In an opinion piece for the Texas Tribune's "TribTalk," Nan Little Kirkpatrick, executive director of the Texas Equal Access Fund, discusses advocates' preparedness to combat antiabortion-rights efforts under the new administration, noting that while the administration's rhetoric is "certainly scary, various states have been attacking abortion access for over a decade, and Texas is one of them."

In other words, she writes, "We already know what it's like for abortion access to be more myth than reality," explaining, "[N]o matter the outcome of the election back on Nov. 8, those of us who work to protect abortion access in Texas were never going to be able to rest."

For instance, Kirkpatrick spotlights a bill (HB 87) re-filed "on the very first day of bill filing for the 2017 Texas legislative session" that "would remove the fetal anomaly exception to [Texas'] 20-week abortion ban, making it impossible for a woman in that circumstance to make her own decision about her pregnancy." Kirkpatrick writes, "[E]ach of us must be able to make personal decisions that are best for our own circumstances as a pregnancy progresses, including an abortion."

Kirkpatrick also highlights a state rule set "to take effect Dec. 19 that forces anyone who has had an abortion or lost a pregnancy to miscarriage to have the remains cremated or buried -- regardless of that person's beliefs or desires." The measure "isn't based on scientific research or medical best practice," she explains, but rather "is merely a way for Texas to make the abortion procedure more expensive and emotionally traumatic for the patient." According to Kirkpatrick, the rule "would disproportionately impact the low-income people who call us at the Texas Equal Access Fund hotline seeking funding for their abortions, as it would add cost to the procedure."

Further, Kirkpatrick continues, "As expected, Lt. Governor Dan Patrick [R] included anti-abortion measures in his top legislative priorities for 2017." Patrick "is seeking to ban effective and medically proven abortion procedures and justifying it with inflammatory and unscientific rhetoric," Kirkpatrick writes.

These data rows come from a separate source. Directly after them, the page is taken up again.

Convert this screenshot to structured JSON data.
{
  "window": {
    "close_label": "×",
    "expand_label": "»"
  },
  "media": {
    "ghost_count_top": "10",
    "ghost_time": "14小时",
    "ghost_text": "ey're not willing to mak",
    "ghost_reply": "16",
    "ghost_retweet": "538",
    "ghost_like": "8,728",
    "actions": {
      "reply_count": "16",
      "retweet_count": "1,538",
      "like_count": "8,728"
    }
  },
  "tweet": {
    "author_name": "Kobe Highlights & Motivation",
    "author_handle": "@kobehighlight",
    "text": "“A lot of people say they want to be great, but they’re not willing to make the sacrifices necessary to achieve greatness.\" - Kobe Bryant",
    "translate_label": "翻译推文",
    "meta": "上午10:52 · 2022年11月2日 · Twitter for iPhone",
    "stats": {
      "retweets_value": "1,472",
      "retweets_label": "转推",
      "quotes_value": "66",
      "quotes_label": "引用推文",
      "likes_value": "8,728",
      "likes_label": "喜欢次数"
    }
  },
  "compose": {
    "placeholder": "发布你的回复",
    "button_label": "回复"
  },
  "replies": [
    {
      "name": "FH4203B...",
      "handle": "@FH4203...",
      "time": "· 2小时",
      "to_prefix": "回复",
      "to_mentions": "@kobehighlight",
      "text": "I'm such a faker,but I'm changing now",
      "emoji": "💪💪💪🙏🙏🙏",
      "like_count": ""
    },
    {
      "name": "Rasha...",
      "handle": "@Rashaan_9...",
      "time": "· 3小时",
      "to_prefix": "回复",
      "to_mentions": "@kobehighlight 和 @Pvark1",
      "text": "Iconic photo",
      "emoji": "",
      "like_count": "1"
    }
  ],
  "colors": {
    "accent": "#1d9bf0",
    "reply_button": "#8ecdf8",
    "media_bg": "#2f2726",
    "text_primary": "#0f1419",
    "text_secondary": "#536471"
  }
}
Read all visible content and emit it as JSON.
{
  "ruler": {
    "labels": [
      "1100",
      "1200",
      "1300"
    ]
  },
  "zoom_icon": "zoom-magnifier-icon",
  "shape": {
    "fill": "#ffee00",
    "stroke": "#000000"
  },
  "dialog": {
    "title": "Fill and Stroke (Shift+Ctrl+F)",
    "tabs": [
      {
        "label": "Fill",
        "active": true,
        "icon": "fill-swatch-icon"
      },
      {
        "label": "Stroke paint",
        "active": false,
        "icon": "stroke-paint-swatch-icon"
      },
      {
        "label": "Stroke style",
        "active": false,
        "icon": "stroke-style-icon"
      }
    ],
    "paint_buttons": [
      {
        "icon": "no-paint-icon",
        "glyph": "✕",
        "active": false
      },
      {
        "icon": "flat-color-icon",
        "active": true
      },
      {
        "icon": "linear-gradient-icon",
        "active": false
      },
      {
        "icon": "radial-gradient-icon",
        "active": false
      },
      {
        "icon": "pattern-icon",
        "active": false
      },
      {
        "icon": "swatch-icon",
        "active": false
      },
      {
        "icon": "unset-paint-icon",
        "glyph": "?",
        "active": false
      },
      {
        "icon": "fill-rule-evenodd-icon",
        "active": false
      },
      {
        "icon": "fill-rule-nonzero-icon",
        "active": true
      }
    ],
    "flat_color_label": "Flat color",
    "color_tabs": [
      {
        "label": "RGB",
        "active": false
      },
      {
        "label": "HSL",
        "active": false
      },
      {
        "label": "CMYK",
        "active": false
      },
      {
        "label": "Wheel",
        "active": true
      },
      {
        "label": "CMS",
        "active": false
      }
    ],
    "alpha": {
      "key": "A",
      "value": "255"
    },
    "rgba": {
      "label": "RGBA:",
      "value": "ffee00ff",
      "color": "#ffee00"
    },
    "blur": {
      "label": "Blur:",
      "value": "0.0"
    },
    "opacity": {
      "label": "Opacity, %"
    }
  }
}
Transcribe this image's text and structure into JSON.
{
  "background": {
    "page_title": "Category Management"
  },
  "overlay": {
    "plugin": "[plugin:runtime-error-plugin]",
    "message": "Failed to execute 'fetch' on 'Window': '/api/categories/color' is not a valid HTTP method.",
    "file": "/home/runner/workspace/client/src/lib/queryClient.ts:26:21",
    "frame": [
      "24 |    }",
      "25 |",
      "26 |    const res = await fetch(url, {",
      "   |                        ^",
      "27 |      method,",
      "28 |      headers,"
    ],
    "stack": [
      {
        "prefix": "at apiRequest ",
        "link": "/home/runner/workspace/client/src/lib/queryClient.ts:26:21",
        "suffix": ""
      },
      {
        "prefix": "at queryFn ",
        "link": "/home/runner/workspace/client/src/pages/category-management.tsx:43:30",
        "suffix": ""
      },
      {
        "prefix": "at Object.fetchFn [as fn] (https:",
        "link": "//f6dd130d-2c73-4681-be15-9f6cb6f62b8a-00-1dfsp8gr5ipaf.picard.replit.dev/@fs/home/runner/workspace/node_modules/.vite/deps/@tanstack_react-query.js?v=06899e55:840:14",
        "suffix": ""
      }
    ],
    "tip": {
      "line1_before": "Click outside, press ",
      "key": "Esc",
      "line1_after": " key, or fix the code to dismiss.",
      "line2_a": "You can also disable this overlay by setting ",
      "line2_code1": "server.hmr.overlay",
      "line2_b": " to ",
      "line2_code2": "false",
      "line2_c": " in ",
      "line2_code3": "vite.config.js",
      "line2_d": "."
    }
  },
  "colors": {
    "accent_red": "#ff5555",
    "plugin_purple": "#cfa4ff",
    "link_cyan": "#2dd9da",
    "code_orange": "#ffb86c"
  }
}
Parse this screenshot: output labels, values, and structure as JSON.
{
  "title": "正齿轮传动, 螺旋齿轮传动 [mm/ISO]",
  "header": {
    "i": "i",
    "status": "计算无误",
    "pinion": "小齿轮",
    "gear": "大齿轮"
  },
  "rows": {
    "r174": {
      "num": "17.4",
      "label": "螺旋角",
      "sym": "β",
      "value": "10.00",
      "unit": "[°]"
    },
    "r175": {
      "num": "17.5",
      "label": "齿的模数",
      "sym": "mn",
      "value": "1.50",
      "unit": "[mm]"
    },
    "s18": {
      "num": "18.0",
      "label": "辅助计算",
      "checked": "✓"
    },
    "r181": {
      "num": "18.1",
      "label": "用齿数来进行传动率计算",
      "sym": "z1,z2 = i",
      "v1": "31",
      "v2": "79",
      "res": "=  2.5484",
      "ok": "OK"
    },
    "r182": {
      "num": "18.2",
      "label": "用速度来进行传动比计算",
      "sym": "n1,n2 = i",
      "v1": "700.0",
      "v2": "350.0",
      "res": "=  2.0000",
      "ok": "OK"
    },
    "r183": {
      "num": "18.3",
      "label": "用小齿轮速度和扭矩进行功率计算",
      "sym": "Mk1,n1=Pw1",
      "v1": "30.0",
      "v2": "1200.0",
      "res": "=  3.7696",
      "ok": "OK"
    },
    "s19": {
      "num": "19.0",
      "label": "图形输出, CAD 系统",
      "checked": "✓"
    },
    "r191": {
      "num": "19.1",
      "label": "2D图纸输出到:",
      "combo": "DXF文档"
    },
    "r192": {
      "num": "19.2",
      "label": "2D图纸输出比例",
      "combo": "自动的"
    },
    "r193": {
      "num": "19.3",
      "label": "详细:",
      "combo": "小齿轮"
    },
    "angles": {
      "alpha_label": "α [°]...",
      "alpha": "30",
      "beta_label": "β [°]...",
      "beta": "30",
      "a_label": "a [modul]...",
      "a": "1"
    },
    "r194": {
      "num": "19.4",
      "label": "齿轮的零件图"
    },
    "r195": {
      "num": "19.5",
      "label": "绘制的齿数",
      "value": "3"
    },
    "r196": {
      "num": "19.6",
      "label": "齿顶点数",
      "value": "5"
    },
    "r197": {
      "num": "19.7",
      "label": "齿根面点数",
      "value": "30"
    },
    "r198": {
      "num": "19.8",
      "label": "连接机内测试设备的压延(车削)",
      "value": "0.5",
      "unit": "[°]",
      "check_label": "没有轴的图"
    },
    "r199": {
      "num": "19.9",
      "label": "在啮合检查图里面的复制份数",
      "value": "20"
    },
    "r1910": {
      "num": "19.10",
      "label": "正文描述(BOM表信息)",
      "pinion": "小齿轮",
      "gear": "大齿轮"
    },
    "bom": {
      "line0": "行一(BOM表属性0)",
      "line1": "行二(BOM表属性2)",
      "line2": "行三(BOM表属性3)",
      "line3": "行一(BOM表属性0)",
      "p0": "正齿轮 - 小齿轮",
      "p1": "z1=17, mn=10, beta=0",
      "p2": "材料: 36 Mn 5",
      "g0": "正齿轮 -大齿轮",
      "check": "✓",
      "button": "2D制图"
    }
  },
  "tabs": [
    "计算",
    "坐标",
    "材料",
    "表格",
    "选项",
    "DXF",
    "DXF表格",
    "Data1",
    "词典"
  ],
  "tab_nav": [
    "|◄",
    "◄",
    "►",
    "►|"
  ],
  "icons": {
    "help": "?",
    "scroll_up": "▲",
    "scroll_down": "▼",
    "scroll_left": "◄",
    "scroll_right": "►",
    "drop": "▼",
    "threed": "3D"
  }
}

She adds, "Patrick also wants to crack down on the 'selling of fetal tissue,' which is a made-up problem manufactured by bogus sting videos meant to damage our allies at Planned Parenthood."

According to Kirkpatrick, "At Texas Equal Access Fund, we already knew that 2017 was going to be a year of resistance and vigilance." Citing Texas Equal Access Fund's role in representing the voices of those most affected by the proposed restrictions, Kirkpatrick writes, "Low-income people in Texas bear the brunt of anti-choice legislation. People of color, undocumented people, incarcerated people, people in rural communities and young people already face too many barriers to abortion and are either forgotten, ignored or openly attacked by [antiabortion-rights] politicians."

"But we're ready to take them on," Kirkpatrick states. Citing the fund's Repro Power Dallas Agenda, she explains that "we'll be working with our ... state representatives [who support abortion rights] to push back on these proposals." Kirkpatrick concludes, "Regardless of who is in the White House, we here at Texas Equal Access Fund will spend 2017 making sure that people can access abortion when they need it, and building toward a future where every Texan can live with dignity, justice and self-determination" (Kirkpatrick, "TribTalk," Texas Tribune, 12/7).